Meet The Experts: 5 Questions With Dr. Anne Merewood

At Willow, we are so lucky to not only have a community of amazing moms and women (that would be you!) to inspire us, but also expert Scientific Advisors to guide us. We lean on them for all things breastfeeding, pumping, maternal health and more, and if we do say so ourselves, they’re an incredibly inspiring group of humans who make us want to work even harder to bring solutions and support to all of our moms. 

Dr. Merewood has Associate Professorships in Pediatrics, Medical School & Community Health Sciences, School of Public Health and is trained as an IBCLC.  She’s passionate about breastfeeding support in underserved populations, specifically Native Americans. She is a former executive committee member of ISRHML, member of the American Public Health Association and the Society for Prevention Research, sits on the editorial board of Journal of Maternal Child Nutrition and is the former Editor in Chief of the Journal of Human Lactation.  Her primary research focus is lactation where she has implemented system level breastfeeding in eleven states and has provided expertise on the topic to underserved communities. 

We are so grateful to Dr. Merewood for taking some time out to share a little bit more about herself.


Please tell us a little bit about your background and area of expertise.

"I’m English but have lived in the USA for 35 years. Now, I spend my time between England, the US, and Greece. My degree was in English Literature, and I was originally a journalist, but I changed course after my three sons were born in the 1990s, feeling I needed to do something more meaningful. My areas of expertise are health equity in breastfeeding, and implementation of the Baby-Friendly Hospital Initiative, particularly at the DHHS Indian Health Service, and in hospitals throughout Mississippi. Recently I have begun working in breastfeeding and public health with the refugee community in Greece."


What inspired you to enter this space?

"I found breastfeeding extremely difficult with my first child. I felt like the US medical system misinformed me and offered no support. With my second son I was determined to have a better experience. I argued with my nurse in the hospital postpartum because I did not want formula samples, and, when my son was 8 months old and breastfeeding well, a doctor prescribed antibiotics for me, and told me to “stop breastfeeding for 10 days.” This was really the defining moment for me. I was angry. I ignored the medical advice (which was wrong, as I later learned), and I decided to find a positive outlet for my new found passion. This is why I entered healthcare in general and the breastfeeding field in particular. I have always been a fighter and I felt this was an area where I could help to bring about meaningful change."


Tell us how you really feel about early motherhood…
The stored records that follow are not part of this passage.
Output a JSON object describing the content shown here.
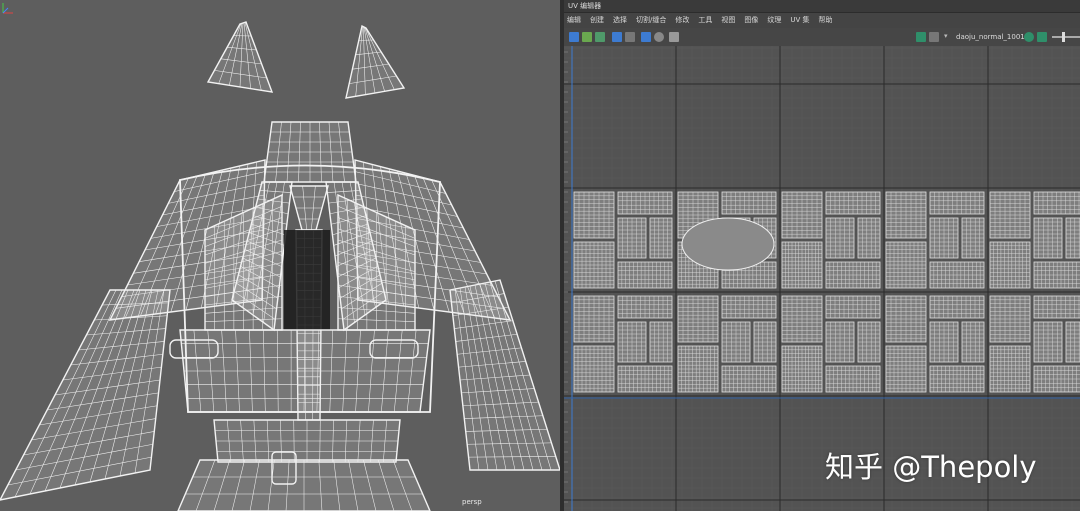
{
  "window": {
    "title": "UV 编辑器"
  },
  "menu": [
    {
      "label": "编辑"
    },
    {
      "label": "创建"
    },
    {
      "label": "选择"
    },
    {
      "label": "切割/缝合"
    },
    {
      "label": "修改"
    },
    {
      "label": "工具"
    },
    {
      "label": "视图"
    },
    {
      "label": "图像"
    },
    {
      "label": "纹理"
    },
    {
      "label": "UV 集"
    },
    {
      "label": "帮助"
    }
  ],
  "toolbar": {
    "texture_name": "daoju_normal_1001"
  },
  "viewport": {
    "camera_label": "persp"
  },
  "watermark": "知乎 @Thepoly",
  "colors": {
    "wire": "#f2f2f2",
    "viewport_bg": "#5e5e5e",
    "uv_bg": "#535353",
    "uv_tile_border": "#2b2b2b",
    "uv_island": "#d9d9d9",
    "accent_blue": "#3d7bd1"
  },
  "icons": [
    "select-tool-icon",
    "move-uv-icon",
    "shading-icon",
    "checker-icon",
    "grid-toggle-icon",
    "image-display-icon",
    "dim-icon",
    "color-channel-icon"
  ]
}
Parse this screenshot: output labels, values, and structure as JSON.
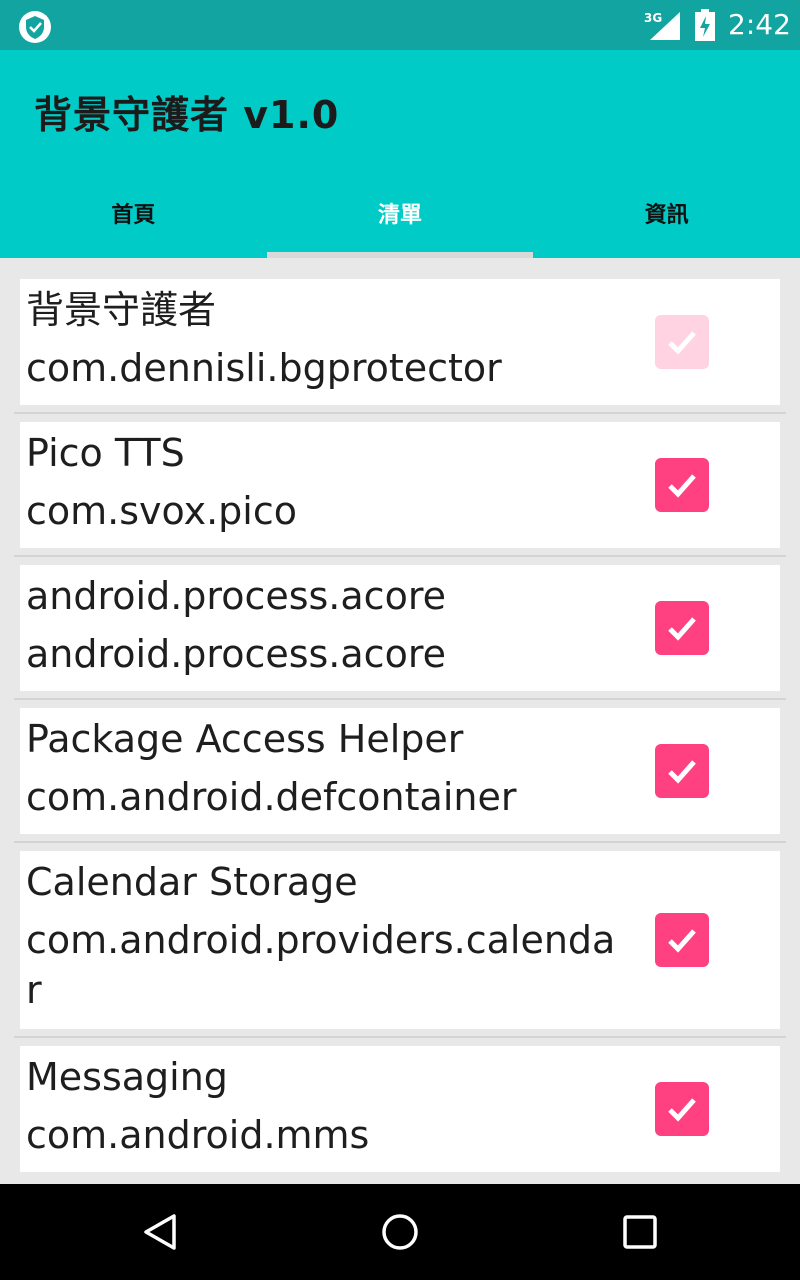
{
  "status_bar": {
    "network": "3G",
    "time": "2:42"
  },
  "app_bar": {
    "title": "背景守護者 v1.0"
  },
  "tabs": [
    {
      "label": "首頁",
      "active": false
    },
    {
      "label": "清單",
      "active": true
    },
    {
      "label": "資訊",
      "active": false
    }
  ],
  "items": [
    {
      "name": "背景守護者",
      "package": "com.dennisli.bgprotector",
      "checked": true,
      "enabled": false
    },
    {
      "name": "Pico TTS",
      "package": "com.svox.pico",
      "checked": true,
      "enabled": true
    },
    {
      "name": "android.process.acore",
      "package": "android.process.acore",
      "checked": true,
      "enabled": true
    },
    {
      "name": "Package Access Helper",
      "package": "com.android.defcontainer",
      "checked": true,
      "enabled": true
    },
    {
      "name": "Calendar Storage",
      "package": "com.android.providers.calendar",
      "checked": true,
      "enabled": true
    },
    {
      "name": "Messaging",
      "package": "com.android.mms",
      "checked": true,
      "enabled": true
    }
  ],
  "colors": {
    "primary": "#00cbc7",
    "status_bar": "#12a4a0",
    "accent": "#ff4081"
  }
}
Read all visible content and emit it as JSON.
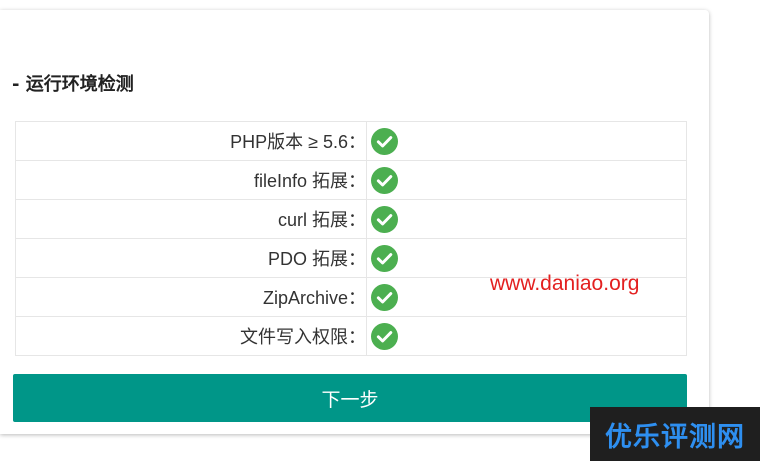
{
  "section": {
    "title": "- 运行环境检测"
  },
  "checks": [
    {
      "label": "PHP版本 ≥ 5.6：",
      "status": "ok"
    },
    {
      "label": "fileInfo 拓展：",
      "status": "ok"
    },
    {
      "label": "curl 拓展：",
      "status": "ok"
    },
    {
      "label": "PDO 拓展：",
      "status": "ok"
    },
    {
      "label": "ZipArchive：",
      "status": "ok"
    },
    {
      "label": "文件写入权限：",
      "status": "ok"
    }
  ],
  "icons": {
    "check": "check-circle-icon"
  },
  "colors": {
    "accent": "#009688",
    "check": "#4caf50",
    "watermark": "#e32020",
    "brand": "#2e8ff0"
  },
  "buttons": {
    "next_label": "下一步"
  },
  "watermark": "www.daniao.org",
  "brand": "优乐评测网"
}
"I had 3 boys under 5 years at one point, so looking back, it’s all a bit of a blur. I remember counting regularly and just being relieved when all 3 were still within reach. I sometimes feel like my first son was an experiment (from which he seems to have emerged in reassuringly great shape!) and I gained a lot of confidence with our second and third children. I worried less about “doing the right thing” and enjoyed them more. Still, it was exhausting and stressful. I like little babies before they can move around, and children from about 6 years and up. I could happily have skipped some of toddlerhood!"


What are some of the biggest issues facing breastfeeding moms today and how do you see that changing in the next 5-10 years?

"I think that unfortunately, the issues facing breastfeeding moms depend on the mother’s access to care, on how people treat women of her race, and on her geographic location. I have seen a lot of positive change at the hospital system level in the USA; concepts like skin-to-skin care and rooming-in have become better established and more women are asking for them. Some things I see are universal: the fear of not having enough milk, the lack of belief in a mother’s own body to produce perfect nourishment for the child, the constant undermining of a mother’s confidence by myths, medical professionals, and disgraceful social media hype about invented concepts like the mommy wars. Unfortunately, I am not sure anything is going to change at a universal level in the next 5-10 years. It’s just an ongoing battle we have to wage every day to prevent backsliding."


If there’s one thing you’d like readers to take away from this interview, what would it be?

"Fight for positive change, and remember the bigger picture. The situation in the USA is not the same as the situation globally, and the situation for new mothers in the USA is not the same for all women. If you have the capacity and privilege to enable change, use it for yourself and for other women who are not able to speak up for themselves. Conflict is inevitable in such situations, but sometimes that’s what it takes. If you do not speak up, who will?"